Intro to PostgreSQL generate_series

For a recent project, we wanted to efficiently present a week's worth of data, grouped by day, where each row represented the summary of an hour of activity.

While researching potential solutions, I came across the PostgreSQL generate_series function. I found it to be easy to use and could see it being useful again in the future. Let's take a look at some basic examples, then dive into a real-world usage example.

Basic examples

A series can be made up of numbers, spans of time, dates or more. A start and stop value is provided, and an optional step value.

This is a series from 1 to 4, with a step value of 2. The step value can also be negative which would make it count down (when the start value is greater than the stop value).

select * from generate_series(1,4,2);
 generate_series
-----------------
               1
               3

A series can also be made up of days. Here is an example from today, to 2 days from now, with a step value of 1 day.

select * from generate_series(now()::date, now()::date + interval '2 days', '1 day');
   generate_series
---------------------
 2016-09-20 00:00:00
 2016-09-21 00:00:00
 2016-09-22 00:00:00

Real-world problem, background info

For our real world example, things will get a little more complicated by combining a couple of queries. The real world example is the reporting example mentioned above, where we want a few days worth of activity, and output rows for each day, whether there were earnings or not.

The final result should look like this:

    date    |  sum
------------+-------
 2016-09-20 | 148.3
 2016-09-21 | 112.6
 2016-09-22 |

To better understand the data and the query, let's set up a table and some rows.

We'll insert some rows that summarize earnings for an employee, by hour, and we can put this in to a test database called test_db.

CREATE DATABASE test_db;

CREATE TABLE earnings (employee_id integer NOT NULL, hour timestamp NOT NULL, total numeric NOT NULL);

Employee "1" worked on September 20 and 21, but not on the 22nd.

insert into earnings (employee_id, hour, total) VALUES (1, '2016-09-20 08:00:00', 25.0);
insert into earnings (employee_id, hour, total) VALUES (1, '2016-09-20 09:00:00', 70.3);
insert into earnings (employee_id, hour, total) VALUES (1, '2016-09-20 10:00:00', 53.0);

insert into earnings (employee_id, hour, total) VALUES (1, '2016-09-21 08:00:00', 11.5);
insert into earnings (employee_id, hour, total) VALUES (1, '2016-09-21 09:00:00', 39.7);
insert into earnings (employee_id, hour, total) VALUES (1, '2016-09-21 10:00:00', 61.4);

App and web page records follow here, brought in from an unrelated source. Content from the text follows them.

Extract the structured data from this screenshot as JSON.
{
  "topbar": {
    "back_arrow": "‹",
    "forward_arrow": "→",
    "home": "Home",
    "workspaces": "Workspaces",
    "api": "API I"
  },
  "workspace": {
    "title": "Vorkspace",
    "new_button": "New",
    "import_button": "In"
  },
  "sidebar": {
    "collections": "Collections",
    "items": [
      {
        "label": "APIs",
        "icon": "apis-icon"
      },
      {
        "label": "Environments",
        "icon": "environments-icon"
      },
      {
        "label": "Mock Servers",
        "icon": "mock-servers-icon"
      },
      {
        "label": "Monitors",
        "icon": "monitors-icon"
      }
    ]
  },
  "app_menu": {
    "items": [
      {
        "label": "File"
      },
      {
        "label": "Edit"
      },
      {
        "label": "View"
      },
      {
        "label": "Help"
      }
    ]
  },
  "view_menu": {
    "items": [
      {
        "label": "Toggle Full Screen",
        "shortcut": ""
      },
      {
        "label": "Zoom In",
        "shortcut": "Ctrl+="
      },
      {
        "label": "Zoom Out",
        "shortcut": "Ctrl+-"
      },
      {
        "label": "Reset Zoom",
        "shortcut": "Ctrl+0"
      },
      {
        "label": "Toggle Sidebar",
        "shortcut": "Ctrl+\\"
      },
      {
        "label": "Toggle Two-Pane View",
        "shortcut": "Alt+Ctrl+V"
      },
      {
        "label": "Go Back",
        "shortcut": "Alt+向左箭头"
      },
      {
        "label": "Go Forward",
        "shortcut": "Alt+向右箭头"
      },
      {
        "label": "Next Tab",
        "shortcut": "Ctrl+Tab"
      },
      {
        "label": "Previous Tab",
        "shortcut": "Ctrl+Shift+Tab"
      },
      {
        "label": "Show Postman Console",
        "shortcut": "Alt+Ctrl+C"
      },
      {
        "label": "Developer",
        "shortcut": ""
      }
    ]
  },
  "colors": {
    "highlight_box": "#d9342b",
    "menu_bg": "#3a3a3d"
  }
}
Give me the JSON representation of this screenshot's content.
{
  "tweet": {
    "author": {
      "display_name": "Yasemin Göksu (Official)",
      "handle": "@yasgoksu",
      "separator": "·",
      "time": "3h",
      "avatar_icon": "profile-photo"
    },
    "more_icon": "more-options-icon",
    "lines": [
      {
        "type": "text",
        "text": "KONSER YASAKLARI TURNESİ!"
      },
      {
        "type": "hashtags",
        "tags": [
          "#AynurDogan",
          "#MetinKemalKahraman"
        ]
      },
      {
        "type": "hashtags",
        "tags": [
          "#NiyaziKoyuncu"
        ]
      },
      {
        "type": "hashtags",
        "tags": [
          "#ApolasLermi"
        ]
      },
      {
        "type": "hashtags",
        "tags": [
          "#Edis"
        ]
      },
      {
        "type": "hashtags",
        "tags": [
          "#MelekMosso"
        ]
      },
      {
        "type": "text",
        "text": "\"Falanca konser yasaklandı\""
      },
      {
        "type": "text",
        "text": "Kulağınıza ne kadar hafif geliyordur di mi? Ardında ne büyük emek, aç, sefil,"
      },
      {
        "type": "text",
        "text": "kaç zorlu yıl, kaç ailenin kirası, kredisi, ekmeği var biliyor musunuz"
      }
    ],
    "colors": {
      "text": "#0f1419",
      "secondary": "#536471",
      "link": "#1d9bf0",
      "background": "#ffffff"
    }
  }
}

You should have 6 rows in the earnings table now. Now that the data is in place, let's do some analysis. We can extract the date from each hour column timestamp, and group on that, so that we can create a daily sum of the total column.

SELECT to_char(hour, 'YYYY-MM-DD') as day, sum(total)
FROM earnings
GROUP BY day
ORDER BY day ASC;
    day     |  sum
------------+-------
 2016-09-20 | 148.3
 2016-09-21 | 112.6

Real-world problem, final solution

We know how to summarize earnings for days where we have database records, but what about days where there aren't any? That's where generate_series comes in!

Let's imagine a user wanted to see earnings for 3 days, from September 20 to 22. We generate a series with a step value of 1 day, for those start and end dates. We then do a left outer join on the earnings table by date. The final query looks like this:

SELECT
    series.date,
    sum(e.total)

FROM (
    select to_char(day, 'YYYY-MM-DD') as date FROM
    generate_series('2016-09-20'::date, '2016-09-22'::date, '1 day') as day
) series

LEFT OUTER JOIN (
    SELECT * from earnings
    WHERE hour >= '2016-09-20' AND hour <= '2016-09-22') AS e
    ON (series.date = to_char(e.hour, 'YYYY-MM-DD')
)

GROUP BY series.date
ORDER BY series.date;

The final result should look like this. Now the data is organized in a way that makes it easy to work with as a CSV file, or in a programming language. Nice!

    date    |  sum
------------+-------
 2016-09-20 | 148.3
 2016-09-21 | 112.6
 2016-09-22 |

That's all for now. Thanks for stopping by.